Government representatives, UN officials, and civil society experts convened in London on Tuesday 22 November for a high-level roundtable discussion on strengthening the UN's 'forgotten pillar' - the Human Rights Council.
Hosted by UNA-UK in partnership with Geneva-based think tank Universal Rights Group at King's College London, the roundtable considered the major successes and failures of the Human Rights Council over the past ten years of its existence, before identifying areas where the UK Government could take a proactive role in pushing for reform.

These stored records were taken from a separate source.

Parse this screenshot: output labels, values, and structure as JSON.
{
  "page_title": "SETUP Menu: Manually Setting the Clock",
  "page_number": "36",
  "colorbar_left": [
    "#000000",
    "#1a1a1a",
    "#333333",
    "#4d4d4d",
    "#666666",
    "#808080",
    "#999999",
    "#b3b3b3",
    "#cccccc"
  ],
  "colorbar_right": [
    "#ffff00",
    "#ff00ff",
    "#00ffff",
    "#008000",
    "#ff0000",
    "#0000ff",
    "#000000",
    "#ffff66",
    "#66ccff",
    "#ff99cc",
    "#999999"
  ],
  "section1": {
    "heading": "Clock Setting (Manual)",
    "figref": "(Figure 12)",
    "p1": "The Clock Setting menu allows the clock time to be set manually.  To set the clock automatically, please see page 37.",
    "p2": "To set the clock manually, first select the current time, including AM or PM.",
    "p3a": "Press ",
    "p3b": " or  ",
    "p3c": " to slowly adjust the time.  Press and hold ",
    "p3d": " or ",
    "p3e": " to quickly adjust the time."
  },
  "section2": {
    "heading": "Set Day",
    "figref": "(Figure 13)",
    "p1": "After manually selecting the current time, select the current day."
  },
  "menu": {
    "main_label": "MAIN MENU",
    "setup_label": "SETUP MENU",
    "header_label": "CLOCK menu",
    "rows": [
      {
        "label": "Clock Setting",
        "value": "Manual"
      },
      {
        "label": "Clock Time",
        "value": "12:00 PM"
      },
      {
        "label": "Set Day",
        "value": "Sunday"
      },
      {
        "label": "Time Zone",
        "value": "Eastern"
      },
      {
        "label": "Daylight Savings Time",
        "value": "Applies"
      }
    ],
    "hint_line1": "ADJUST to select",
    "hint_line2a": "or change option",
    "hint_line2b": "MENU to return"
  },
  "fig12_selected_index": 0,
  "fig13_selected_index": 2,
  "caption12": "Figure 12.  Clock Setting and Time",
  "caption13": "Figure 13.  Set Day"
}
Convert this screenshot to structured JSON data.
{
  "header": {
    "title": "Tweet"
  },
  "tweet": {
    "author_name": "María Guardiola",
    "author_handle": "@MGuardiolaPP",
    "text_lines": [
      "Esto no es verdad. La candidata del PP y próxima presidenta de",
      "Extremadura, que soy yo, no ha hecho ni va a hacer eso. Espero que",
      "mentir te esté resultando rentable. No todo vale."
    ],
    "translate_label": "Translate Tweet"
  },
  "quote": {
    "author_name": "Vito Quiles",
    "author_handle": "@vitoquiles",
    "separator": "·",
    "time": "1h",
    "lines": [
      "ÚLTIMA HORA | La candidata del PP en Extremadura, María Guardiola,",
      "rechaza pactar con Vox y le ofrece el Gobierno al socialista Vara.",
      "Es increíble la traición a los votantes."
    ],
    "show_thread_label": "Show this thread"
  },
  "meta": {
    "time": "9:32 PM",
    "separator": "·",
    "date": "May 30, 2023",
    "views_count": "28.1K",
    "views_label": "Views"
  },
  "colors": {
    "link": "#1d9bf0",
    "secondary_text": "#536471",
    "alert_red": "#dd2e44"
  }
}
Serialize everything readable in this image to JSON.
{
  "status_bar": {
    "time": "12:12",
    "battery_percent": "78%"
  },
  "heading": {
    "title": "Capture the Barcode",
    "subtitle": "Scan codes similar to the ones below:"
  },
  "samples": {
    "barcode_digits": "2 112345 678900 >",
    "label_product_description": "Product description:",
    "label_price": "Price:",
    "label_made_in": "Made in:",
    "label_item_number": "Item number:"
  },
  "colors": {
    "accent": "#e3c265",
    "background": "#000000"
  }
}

The UK Government was represented by Robert Fenn, Head of the Human Rights and Democracy Department at the Foreign and Commonwealth Office, and Bob Last, Deputy Head of the UK Mission to the United Nations in Geneva. Representing the Office of the UN High Commissioner for Human Rights (OHCHR) were Eric Tistounet, Chief of Human Rights Council Branch, and Nathalie Rondeux Human Rights Officer, Special Procedures Branch.
Chaired by Lord Hannay of Chiswick, the first session was a stock-taking exercise of the Human Rights Council's effectiveness. Participants noted that the Council has seen some major successes since its creation in 2006, such as the development of the Universal Periodic Review, which enables all UN member states to be reviewed on their human rights record. Civil society engagement at Geneva was also widely regarded as a success, particularly in comparison to the limited points of access for NGOs at the UN headquarters in New York.
In the second session, under the chairmanship of UNA-UK's Executive Director, Natalie Samarasinghe, participants considered whether, in light of recent domestic developments, the UK was in a suitable position to take the lead in strengthening the UN's human rights pillar. Civil society representatives welcomed the UK's leadership on key thematic issues at the Council, such as modern slavery and violence against women and girls. Other participants congratulated the UK on its recent re-election to the Human Rights Council, and noted the vital role that it recently played in ensuring the mandate of the UN Independent Expert on Sexual Orientation and Gender Identity.
However, re-appointment to the UN's main intergovernmental human rights forum comes with a deeper responsibility to set a positive example to other states, and many participants expressed concern over the UK's increasingly negative rhetoric on human rights at the national level. Examples included UK Government language on seeking to exempt the armed forces from legal action under the European Court of Human Rights, as well as verbal attacks by Government officials on UN Special Rapporteurs during their visits to the UK.
Participants noted that there are areas where the UK's performance on the Human Rights Council could be improved. For example, questions were raised about the UK's opposition to Council resolutions on strengthening regulations for the use of armed drones, as well as its silence on alleged violations of international humanitarian law committed by the Saudi-led coalition in Yemen.
Such behaviour risks undermining international perceptions of the UK as a global leader on human rights, and could result in 'copycatting', whereby other states disregard their human rights obligations, pointing the UK as a example. Improving the domestic debate on human rights - as well as setting a positive example on the Council - would strengthen the UK's legitimacy as a global leader on human rights and preserve its influence at the United Nations.
Chaired by Marc Limon, Executive Director of Universal Rights Group, the final session enabled participants to formulate a series of concrete and practical recommendations for Human Rights Council reform. These recommendations will be incorporated into a policy report, which will be circulated to the UK Foreign and Commonwealth Office, the UN High Commissioner for Human Rights, and all members of the Human Rights Council.
The final report will also be available on the UNA-UK website.
In preparation for the roundtable event UNA-UK produced a think piece document for speakers, providing a background on the progress of the Human Rights Coucil and outlining the main issues to be discussed. The document is available here.